In one case featured in the report, a 29-year-old man was detained along with four friends by SARS officers – not for armed robbery or kidnapping, but after getting into a fight with a neighbour.
The man’s wife and neighbours told the human rights organisation they saw him being badly beaten by police officers during the arrest.
When the man’s brother went to the station to see those arrested, he was allegedly told to pay 1,000 Naira (about £3) each for every person he wanted to visit.
The family was reluctant to pay, until on a third visit six relatives had put together enough and went to the station. They paid, went in, and were then told that the man they wanted to see had died in custody.
“They said they were not responsible for the death,” the brother said. “We were not allowed to ask any questions or seek clarification.”
In another case, a 24-year-old university student named Ekene was arrested by SARS officers in Awka, Anambra state. According to his lawyer, the officer in charge of his case told the man’s mother she had to pay N100,000 (about £240) to secure his release.
“The investigating police officer (IPO) told me that he will not guarantee the life of Ekene if we fail to pay the money before the end of that day,” the lawyer told Amnesty International. “I advised my client to pay. My client practically paid for the life of her son. We did not take any further action because my client is afraid of SARS.”
Amnesty International said that over the course of 44 interviews with former detainees at SARS facilities across Nigeria, victims described alleged torture methods, including hanging, starvation, beatings, shootings and mock executions.
One detainee, a petrol station attendant, said he was accused by his employer of a burglary at the premises, and arrested by SARS officers.
He claimed to Amnesty International: “The policemen took me to a hall. They brought a plain sheet and asked me to sign. When I signed it, they said to me ‘you have signed your death warrant’.
“They took me to the back of the building and tied my hands to the back. They also connected the rope to my legs, leaving me hanging on a suspended iron rod. They put the iron rod in the middle between my hands and the leg with my head facing the ground.

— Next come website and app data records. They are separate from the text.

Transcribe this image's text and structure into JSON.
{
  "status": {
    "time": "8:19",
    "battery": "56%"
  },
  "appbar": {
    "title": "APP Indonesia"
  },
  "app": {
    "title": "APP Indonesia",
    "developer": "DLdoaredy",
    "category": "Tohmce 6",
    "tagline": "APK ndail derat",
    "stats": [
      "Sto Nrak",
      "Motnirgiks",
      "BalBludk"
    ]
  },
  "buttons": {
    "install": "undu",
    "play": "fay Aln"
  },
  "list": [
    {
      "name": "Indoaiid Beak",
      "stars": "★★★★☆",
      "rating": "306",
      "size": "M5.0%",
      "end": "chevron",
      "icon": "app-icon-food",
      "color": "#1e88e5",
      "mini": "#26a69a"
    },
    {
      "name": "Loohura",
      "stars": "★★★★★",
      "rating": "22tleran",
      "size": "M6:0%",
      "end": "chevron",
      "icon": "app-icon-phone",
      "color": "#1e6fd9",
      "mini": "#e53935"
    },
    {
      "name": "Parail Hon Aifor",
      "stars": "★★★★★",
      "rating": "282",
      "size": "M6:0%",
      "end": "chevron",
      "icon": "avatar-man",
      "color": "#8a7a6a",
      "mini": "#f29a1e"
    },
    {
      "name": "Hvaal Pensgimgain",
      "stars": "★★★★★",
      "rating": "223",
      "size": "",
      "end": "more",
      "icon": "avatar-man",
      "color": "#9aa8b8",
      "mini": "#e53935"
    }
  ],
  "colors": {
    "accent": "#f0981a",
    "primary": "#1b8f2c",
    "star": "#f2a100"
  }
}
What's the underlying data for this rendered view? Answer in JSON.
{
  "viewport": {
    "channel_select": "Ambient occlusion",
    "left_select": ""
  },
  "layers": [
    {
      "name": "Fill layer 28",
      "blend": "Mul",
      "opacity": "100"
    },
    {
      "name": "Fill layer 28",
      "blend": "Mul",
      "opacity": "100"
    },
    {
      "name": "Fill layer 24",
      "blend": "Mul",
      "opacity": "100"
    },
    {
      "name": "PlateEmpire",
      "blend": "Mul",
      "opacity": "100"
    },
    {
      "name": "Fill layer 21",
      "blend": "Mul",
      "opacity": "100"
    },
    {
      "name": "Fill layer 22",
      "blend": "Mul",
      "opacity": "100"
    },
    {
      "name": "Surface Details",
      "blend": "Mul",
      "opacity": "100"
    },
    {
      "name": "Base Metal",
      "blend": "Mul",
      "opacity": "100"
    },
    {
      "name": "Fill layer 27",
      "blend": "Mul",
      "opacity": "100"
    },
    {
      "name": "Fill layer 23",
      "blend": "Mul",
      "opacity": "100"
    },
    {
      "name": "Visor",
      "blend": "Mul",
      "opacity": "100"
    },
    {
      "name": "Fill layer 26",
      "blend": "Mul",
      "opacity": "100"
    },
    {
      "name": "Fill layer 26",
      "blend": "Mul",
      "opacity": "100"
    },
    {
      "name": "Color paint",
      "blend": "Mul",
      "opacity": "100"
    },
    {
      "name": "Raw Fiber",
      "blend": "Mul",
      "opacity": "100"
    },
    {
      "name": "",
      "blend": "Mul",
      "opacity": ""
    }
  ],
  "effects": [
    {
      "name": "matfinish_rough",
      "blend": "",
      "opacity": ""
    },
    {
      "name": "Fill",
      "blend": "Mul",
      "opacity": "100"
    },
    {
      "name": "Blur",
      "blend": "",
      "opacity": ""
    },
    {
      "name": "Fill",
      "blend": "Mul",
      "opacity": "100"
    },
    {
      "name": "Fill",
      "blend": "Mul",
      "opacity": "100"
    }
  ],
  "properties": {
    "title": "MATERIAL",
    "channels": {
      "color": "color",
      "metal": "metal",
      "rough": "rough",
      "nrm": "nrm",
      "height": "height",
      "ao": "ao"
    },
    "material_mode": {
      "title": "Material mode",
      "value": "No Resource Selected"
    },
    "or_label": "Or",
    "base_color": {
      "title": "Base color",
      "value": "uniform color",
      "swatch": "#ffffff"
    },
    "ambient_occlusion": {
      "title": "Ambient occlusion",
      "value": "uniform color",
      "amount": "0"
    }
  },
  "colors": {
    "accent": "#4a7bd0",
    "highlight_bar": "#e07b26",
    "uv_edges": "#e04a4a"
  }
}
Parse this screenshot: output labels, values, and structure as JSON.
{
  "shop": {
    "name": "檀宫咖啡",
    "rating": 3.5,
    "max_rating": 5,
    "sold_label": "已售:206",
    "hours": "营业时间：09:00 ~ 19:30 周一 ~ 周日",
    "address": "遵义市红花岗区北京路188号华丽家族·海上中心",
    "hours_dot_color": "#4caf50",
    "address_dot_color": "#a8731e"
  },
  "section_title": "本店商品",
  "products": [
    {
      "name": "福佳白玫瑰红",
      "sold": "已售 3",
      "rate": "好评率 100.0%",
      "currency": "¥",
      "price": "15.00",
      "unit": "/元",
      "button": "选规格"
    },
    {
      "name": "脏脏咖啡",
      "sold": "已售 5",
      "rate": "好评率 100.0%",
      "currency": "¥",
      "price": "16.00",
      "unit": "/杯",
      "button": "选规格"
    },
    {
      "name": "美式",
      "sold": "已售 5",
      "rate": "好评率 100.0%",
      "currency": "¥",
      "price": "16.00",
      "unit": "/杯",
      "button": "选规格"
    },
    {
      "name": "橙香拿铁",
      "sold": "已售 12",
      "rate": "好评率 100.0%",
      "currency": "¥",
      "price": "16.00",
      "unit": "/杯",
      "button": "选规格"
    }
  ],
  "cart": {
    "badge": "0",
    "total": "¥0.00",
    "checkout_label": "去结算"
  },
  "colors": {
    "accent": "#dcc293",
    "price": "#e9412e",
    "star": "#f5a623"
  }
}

“I went limp. The IPO came at intervals and told me to tell him the truth. I lost consciousness. When I was about to die they took me down and poured water on me to revive me. People carried me back to the cell. I was detained for two weeks.”

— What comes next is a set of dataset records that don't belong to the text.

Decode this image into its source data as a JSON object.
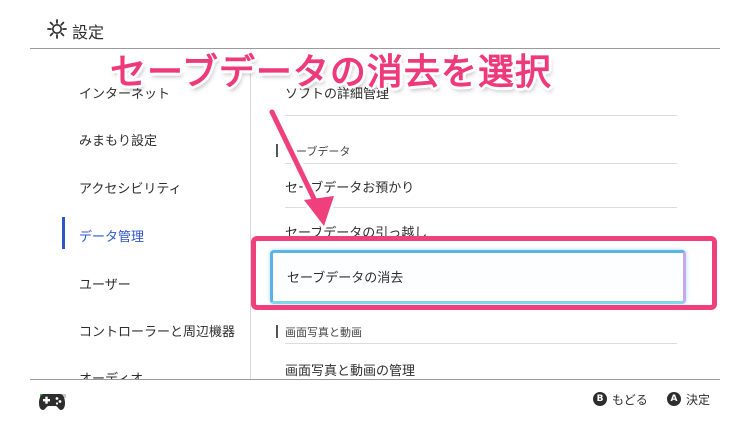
{
  "header": {
    "title": "設定",
    "icon": "gear-icon"
  },
  "sidebar": {
    "items": [
      {
        "label": "インターネット"
      },
      {
        "label": "みまもり設定"
      },
      {
        "label": "アクセシビリティ"
      },
      {
        "label": "データ管理"
      },
      {
        "label": "ユーザー"
      },
      {
        "label": "コントローラーと周辺機器"
      },
      {
        "label": "オーディオ"
      }
    ],
    "selected": "データ管理"
  },
  "main": {
    "rows": [
      {
        "label": "ソフトの詳細管理"
      }
    ],
    "save_section": {
      "heading": "セーブデータ",
      "items": [
        {
          "label": "セーブデータお預かり"
        },
        {
          "label": "セーブデータの引っ越し"
        },
        {
          "label": "セーブデータの消去"
        }
      ]
    },
    "media_section": {
      "heading": "画面写真と動画",
      "items": [
        {
          "label": "画面写真と動画の管理"
        }
      ]
    }
  },
  "annotation": {
    "banner": "セーブデータの消去を選択",
    "color": "#ee3a7a"
  },
  "footer": {
    "back": {
      "button": "B",
      "label": "もどる"
    },
    "ok": {
      "button": "A",
      "label": "決定"
    }
  },
  "colors": {
    "accent": "#2f56c8",
    "focus": "#5ab4e8",
    "annotation": "#f0407c"
  }
}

The man was released without charge after lawyers filed a rights case against the facility. No one has yet been held to account for the man’s alleged torture, or for any of the other cases raised by Amnesty International, its report said.
The Independent has contacted the Nigerian High Commission for a governmental response to the report. Amnesty International said that in two meetings where it raised concerns with the Inspector General of Police, the authorities “generally denied allegations of torture or any intentional ill-treatment of detainees at SARS stations”.
And senior officers told the charity that because of its elite status, officers in SARS receive training on human rights. One Commissioner of Police said: “In some instances, there is special training for SARS personnel. Not every police officer can work in SARS. They need to be tough to deal with the rough demands of their job. And human rights are part of the police training. The human rights manual is simply a tool for affecting the training.”